The women in your poems have a very strong presence. How do you reckon with this in your real life. How easily do they take a shape in your poetry.
I don't even think about the presence of femininity in my words, it's been there all along. My mom is a huge influence in my life, as her mother was in hers; both of us were raised in matriarchal households - my mother lost her father when she was a baby, and my parents separated when I was 12 - so the importance of women has been a huge part of my ancestry for generations. I was raised on poetry written by women, and that's how I've always viewed poetry, as a very soft yet strong feminine way of expression.
Photo Credit: Danny Bullocks
Tell us about you about your biggest inspiration in life, your writing guru, your all time favorite poem and book? This magical poem by Sarojini Naidu is the poem that made me start writing, it's called "Village Song"
Honey, child, honey, child, whither are you going? Would you cast your jewels all to the breezes blowing? Would you leave the mother who on golden grain has fed you? Would you grieve the lover who is riding forth to wed you? Mother mine, to the wild forest I am going. Where upon the champa boughs the champa buds are blowing; To the köil-haunted river-isles where lotus lilies glisten. The voices of the fairy-folk are calling me: O listen! Honey, child, honey, child, the world is full of pleasure, Of bridal-songs and cradle-songs and sandal-scented leisure. Your bridal robes are in the loom, silver and saffron glowing, Your bridal cakes are on the hearth: O whither are you going? The bridal-songs and cradle-songs have cadences of sorrow, The laughter of the sun to-day, the wind of death to-morrow. Far sweeter sound the forest-notes where forest-streams are falling; O mother mine, I cannot stay, the fairy-folk are calling.
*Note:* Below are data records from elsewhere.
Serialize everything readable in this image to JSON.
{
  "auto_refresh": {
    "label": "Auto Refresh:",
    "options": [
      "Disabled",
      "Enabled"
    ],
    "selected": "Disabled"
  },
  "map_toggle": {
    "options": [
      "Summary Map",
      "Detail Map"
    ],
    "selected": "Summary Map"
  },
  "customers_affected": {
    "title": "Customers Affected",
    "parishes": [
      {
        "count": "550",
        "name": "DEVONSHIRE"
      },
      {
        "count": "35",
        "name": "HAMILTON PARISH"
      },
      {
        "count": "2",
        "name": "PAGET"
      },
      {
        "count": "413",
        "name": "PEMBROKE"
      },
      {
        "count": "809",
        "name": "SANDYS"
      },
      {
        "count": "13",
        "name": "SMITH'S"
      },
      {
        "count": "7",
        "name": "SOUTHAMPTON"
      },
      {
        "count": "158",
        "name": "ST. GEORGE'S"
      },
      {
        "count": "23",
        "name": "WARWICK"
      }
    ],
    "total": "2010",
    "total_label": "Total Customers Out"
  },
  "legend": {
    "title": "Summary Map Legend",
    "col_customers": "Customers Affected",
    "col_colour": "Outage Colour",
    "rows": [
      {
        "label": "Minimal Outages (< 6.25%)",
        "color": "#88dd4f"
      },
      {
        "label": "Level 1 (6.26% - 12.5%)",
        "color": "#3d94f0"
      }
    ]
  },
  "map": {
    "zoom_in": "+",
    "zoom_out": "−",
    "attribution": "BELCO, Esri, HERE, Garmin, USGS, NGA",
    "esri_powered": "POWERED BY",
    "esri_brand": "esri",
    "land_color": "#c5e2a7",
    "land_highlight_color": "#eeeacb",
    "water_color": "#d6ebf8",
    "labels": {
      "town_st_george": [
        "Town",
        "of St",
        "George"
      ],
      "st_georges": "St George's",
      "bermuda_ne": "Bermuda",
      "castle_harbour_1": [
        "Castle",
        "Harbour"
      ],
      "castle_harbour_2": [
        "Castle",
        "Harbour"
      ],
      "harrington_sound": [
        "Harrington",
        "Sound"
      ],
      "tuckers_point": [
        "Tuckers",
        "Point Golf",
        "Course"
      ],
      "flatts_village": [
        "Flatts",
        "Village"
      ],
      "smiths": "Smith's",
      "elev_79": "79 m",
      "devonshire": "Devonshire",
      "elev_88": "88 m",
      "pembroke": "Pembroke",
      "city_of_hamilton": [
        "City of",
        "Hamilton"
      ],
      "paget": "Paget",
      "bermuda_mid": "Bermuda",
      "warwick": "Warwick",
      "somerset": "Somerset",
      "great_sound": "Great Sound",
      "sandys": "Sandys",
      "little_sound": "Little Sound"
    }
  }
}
As for my favorite book ever, (this is a really tough question to answer, I have so many favorites), it wold have to be "A Suitable Boy" by Vikram Seth! It's a massive book, but I read it at least once a year.
Image Credit: @mazadohta - Twitter
Delighted to hear about your new book - Rangoli. Would love to hear from you about your new book!
Yes, Rangoli! This is my first collection of poetry, and it's filled with work I have been collecting for the past 6 years. To give some background, rangoli is an Indian artform of symmetrical designs traditionally made with colorful sand. In India, the drawing of rangoli is used to celebrate special occasions like the entering of a new home - and essentially, that is what this book is - it's a welcome into a home I spent years building for myself. It's a story about loss, the kind that leaves you with no language.
The poet Jeremy Radin said it best when he wrote, "Meet me here/ I am so lonely/ I learned a second language."
Rangoli is that second language.
When I was a kid, I watched my older sister crumble under the bullying she received for not only being one of the very few brown girls in school, but also for being considered too dark within our own community. I lost her to suicide a week before my 11th birthday, and not a single day has gone by where I don't think about her. I wrote Rangoli not only to heal from the pain of her loss, but also to shed light on the struggles of being brown within the brown community, as well as outside of it.
The designs in Rangoli are all hand drawn by my mother, an expert in rangoli designs. Growing up in Tirupati, she was known in her village as being the most creative with her designs, and she'd be asked to draw them for any auspicious events, so I feel extremely fortunate to have her offer her art for my most personal story ever.
Rangoli has been brewing inside of me for a long, long time, and I am so happy to say that I am finally ready to share it with the world.